|Manufacturer:||Vought Aeronautics Division of Ling-Temco-Vought|
|Power Plant:||11,350 lb Pratt & Whitney TF30-P6 turbofan|
|Wingspan:||38 feet 9 inches; Folded: 23 feet 8 inches|
|Length:||46 feet 1 inch|
|Height:||16 feet 3 inches|
|Gross Weight:||42,000 pounds|
|Maximum Speed:||691 mph|
|Maximum Range:||2,280 - 3,070 statute miles|
|Service Ceiling:||32,500 feet|
|Status:||Static Display, On loan|
|Owner:||US Naval Air Museum, Pensacola, FLA|
Some Assembly Required. Our A7 arrived at Estrella Warbird Museum in July, 1998, after being trucked in from NAS China Lake. It has since been fully restored to static display.
The Ling· Temco-Vought A-7 production line started on 19 March 1964 and continued until September 1984; 1,545 were built. Its first flight, powered by a Pratt & Whitney TF3O-P-6 turbofan engine, was on 27 September 1965. Navy Preliminary Evaluations were underway in January 1966. Test programs were accomplished with wartime urgency, and the first fleet delivery (VA-174) was on 14 October 1966.

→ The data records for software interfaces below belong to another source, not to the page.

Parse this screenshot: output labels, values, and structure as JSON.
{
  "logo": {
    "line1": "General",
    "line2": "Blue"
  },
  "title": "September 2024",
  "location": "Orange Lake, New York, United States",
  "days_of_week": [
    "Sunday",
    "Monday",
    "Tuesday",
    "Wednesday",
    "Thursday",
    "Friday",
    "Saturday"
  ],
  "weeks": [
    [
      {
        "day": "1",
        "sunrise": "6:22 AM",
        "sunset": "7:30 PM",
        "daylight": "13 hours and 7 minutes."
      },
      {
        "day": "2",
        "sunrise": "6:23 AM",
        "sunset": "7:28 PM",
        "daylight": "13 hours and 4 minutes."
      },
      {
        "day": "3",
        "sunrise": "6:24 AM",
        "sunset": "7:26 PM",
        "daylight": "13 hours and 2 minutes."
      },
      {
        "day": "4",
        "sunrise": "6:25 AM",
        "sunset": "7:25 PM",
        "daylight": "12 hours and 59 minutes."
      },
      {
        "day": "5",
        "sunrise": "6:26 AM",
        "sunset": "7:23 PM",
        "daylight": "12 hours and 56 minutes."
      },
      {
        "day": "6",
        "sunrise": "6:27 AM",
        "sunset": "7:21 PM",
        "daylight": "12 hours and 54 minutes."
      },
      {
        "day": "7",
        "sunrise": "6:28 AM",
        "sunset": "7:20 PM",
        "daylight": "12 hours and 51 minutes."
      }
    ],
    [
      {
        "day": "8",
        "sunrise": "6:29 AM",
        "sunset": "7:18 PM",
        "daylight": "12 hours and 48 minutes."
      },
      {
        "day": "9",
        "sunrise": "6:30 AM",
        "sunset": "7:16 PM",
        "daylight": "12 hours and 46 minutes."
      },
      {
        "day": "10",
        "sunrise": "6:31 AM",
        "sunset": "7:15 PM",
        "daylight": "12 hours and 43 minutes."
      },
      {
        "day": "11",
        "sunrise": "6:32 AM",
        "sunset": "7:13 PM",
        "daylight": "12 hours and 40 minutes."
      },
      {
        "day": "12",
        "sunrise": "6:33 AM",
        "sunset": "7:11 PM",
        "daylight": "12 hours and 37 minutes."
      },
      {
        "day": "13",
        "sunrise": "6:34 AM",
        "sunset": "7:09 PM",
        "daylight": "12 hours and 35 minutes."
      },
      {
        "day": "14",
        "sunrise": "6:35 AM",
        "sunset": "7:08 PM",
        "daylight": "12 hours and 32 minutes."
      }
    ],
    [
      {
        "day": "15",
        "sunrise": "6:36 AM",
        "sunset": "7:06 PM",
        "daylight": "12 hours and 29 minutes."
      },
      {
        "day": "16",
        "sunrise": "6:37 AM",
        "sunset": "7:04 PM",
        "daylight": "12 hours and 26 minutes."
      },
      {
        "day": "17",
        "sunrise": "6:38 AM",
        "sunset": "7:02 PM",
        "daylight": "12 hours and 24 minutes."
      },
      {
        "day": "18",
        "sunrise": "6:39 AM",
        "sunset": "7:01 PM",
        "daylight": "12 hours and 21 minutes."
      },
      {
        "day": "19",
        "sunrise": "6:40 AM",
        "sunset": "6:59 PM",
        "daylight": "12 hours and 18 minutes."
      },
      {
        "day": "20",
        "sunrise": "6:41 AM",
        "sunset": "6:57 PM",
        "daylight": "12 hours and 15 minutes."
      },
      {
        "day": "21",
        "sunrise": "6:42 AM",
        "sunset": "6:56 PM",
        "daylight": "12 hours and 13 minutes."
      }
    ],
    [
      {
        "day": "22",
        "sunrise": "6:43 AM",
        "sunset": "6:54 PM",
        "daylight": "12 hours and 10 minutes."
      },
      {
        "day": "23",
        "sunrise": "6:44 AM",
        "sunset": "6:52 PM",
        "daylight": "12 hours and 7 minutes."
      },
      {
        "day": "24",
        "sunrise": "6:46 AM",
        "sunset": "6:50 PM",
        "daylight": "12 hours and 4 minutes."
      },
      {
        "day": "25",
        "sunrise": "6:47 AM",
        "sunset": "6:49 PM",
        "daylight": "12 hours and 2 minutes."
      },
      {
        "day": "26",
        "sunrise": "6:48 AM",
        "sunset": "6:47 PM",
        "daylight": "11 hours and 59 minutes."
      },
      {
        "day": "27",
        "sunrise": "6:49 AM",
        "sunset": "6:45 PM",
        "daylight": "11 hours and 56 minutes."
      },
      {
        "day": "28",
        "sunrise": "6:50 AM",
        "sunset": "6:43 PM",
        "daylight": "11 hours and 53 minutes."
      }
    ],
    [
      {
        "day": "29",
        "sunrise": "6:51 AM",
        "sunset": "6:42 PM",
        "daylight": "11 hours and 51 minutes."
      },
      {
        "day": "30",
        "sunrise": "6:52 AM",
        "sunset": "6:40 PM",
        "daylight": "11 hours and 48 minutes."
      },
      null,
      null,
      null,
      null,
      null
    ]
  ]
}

Early A-7s were powered by the Pratt & Whitney TF30-P-408. Later versions were powered by the Allison TF41-A-2. The Corsair II was used extensively in Vietnam. The last two Navy squadrons equipped with A-7s saw action during operation Desert Storm.
This aircraft is also known as the LTV A-7 Corsair II due to changes in company ownership. This capable aircraft acquired the nickname SLUF for Short Little Ugly Fellow(or words to that effect). Retirement of the last two Navy A-7 aircraft fleet operational squadrons (VA-46 and VA-72) was in May 1991.
A total of 535 A-7Es were built, the last one being delivered in 1983. At its peak in the mid 1980s, some 22 Navy attack squadrons were using the A-7E. The last of the A-7A squadrons were disestablished and the last of the A-7Bs were transferred to reserve squadrons by 1977.